&ldquoAs Alsop faced the cellos and drew from them the most tremendously shaped phrases with every inflection of her baton, you were aware of being in the presence of greatness.&rdquo
6th March 2012

Marin Alsop opens a new Brazilian chapter

São Paulo is a huge city: some sources claim it as the world’s third largest and it’s one with colossal ambition. As you fly in, it seems to stretch as far as you can see in every direction. And now it has opened a new era in the history of the São Paulo Symphony Orchestra with a new music director, Marin Alsop. No stranger to us in the UK from her work with the Bournemouth Symphony Orchestra, the LSO and the LPO (among others), Alsop is a shrewd choice to raise this 58-year-old (and already respected) ensemble’s international reputation: she’s a canny programmer with a broad repertoire and a seemingly insatiable appetite for new music, she’s a great communicator (even introducing her Polovtsian Dance encore in what I gather was creditable Portuguese), she’s open to the opportunities of new media, and she has limitless amounts of energy. It’s a good fit and there was a palpable buzz about her opening concert.

The inaugural programme was shrewdly judged to show off orchestra, hall and conductor to best effect – and a classy pianist was thrown into the mix. The curtain-raiser was a new work by Clarice Assad, the 34-year-old eldest daughter of Sergio Assad and one of Brazil’s brightest young composers. Her Terra Brasilis, a five-minute curtain raiser, is based on the Brazilian national anthem, and keeping it always near the surface, treats it to a variety of effects from the mysterious, to the neo-classical, to a toe-tapping syncopated section, to a harmonisation of delicious warmth – the audience clearly loved it and responded openly to Assad’s affectionate riff on a well-known melody that’s pretty lively to start with.

Then came one of my favourite Mozart piano concertos, the E flat major, K482, with its cheeky finale (complete with that heart-stopping moment just before the end when everything stops for a moment’s musing before dancing off to the final cadence). The pianist was David Fray (married to Riccardo Muti’s daughter Chiara, if such things interest you). He’s an imaginative player; seated on a chair and hunched over the keyboard à la Glenn Gould, he makes every bar a thing of interest. He even used what I’m pretty sure were the cadenzas by Edwin Fischer: the one in the first movement is particularly whacky. Alsop chose a largish body of strings (ten firsts down to five double-basses) and the generous acoustic tended to obscure the middle of the orchestra, particularly the winds, but she was a sensitive accompanist. I suspect with a smaller body of strings internal balance might be easier to manage, especially as the stage is pretty deep. An acoustic for a big romantic symphony might not be best for a classical concerto; ‘tuning’ the hall is still under way.

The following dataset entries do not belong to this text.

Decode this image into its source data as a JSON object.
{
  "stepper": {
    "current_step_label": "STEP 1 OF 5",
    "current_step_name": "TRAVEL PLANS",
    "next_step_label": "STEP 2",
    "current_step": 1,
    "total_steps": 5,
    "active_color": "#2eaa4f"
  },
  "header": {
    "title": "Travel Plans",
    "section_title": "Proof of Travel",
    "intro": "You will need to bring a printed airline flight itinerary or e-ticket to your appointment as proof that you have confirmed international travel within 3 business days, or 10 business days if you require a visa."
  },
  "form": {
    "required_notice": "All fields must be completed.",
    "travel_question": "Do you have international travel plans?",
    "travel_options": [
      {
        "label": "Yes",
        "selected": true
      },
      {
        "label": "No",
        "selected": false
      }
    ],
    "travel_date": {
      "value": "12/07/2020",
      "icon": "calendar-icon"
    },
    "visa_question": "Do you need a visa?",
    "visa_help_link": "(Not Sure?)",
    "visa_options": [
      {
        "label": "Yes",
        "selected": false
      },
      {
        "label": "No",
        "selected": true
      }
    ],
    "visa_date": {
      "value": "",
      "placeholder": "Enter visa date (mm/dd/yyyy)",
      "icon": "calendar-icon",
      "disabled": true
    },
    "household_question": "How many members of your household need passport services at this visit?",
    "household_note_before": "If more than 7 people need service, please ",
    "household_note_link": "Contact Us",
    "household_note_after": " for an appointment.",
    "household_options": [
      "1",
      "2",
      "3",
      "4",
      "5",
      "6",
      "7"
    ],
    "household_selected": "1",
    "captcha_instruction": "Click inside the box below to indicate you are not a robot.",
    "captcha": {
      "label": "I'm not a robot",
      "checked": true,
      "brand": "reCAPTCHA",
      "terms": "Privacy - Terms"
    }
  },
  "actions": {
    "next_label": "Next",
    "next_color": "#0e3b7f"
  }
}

To close, we had an Alsop speciality, Shostakovich’s Fifth Symphony, a work that perfectly demonstrated the chemistry between conductor and players – and the space in which it was being played. Every instrument shone through with clarity, and the percussion – particularly the orchestral piano and celeste – emerged crystal clear. It was a nicely judged reading that balanced power with poise and in the slow movement achieved an ideal sense of stasis. The finale, taken quite steadily, had an implacable tread and the work closed in a blaze of light. No wonder the audience leapt to its feet as the final chord died away. It’s a work – with its ambiguity and sardonic humour – that, as with the symphonies of Mahler, particularly appeals to us today, a work that seems to wear its heart on its sleeve. Or does it?

James Jolly, Gramophone Online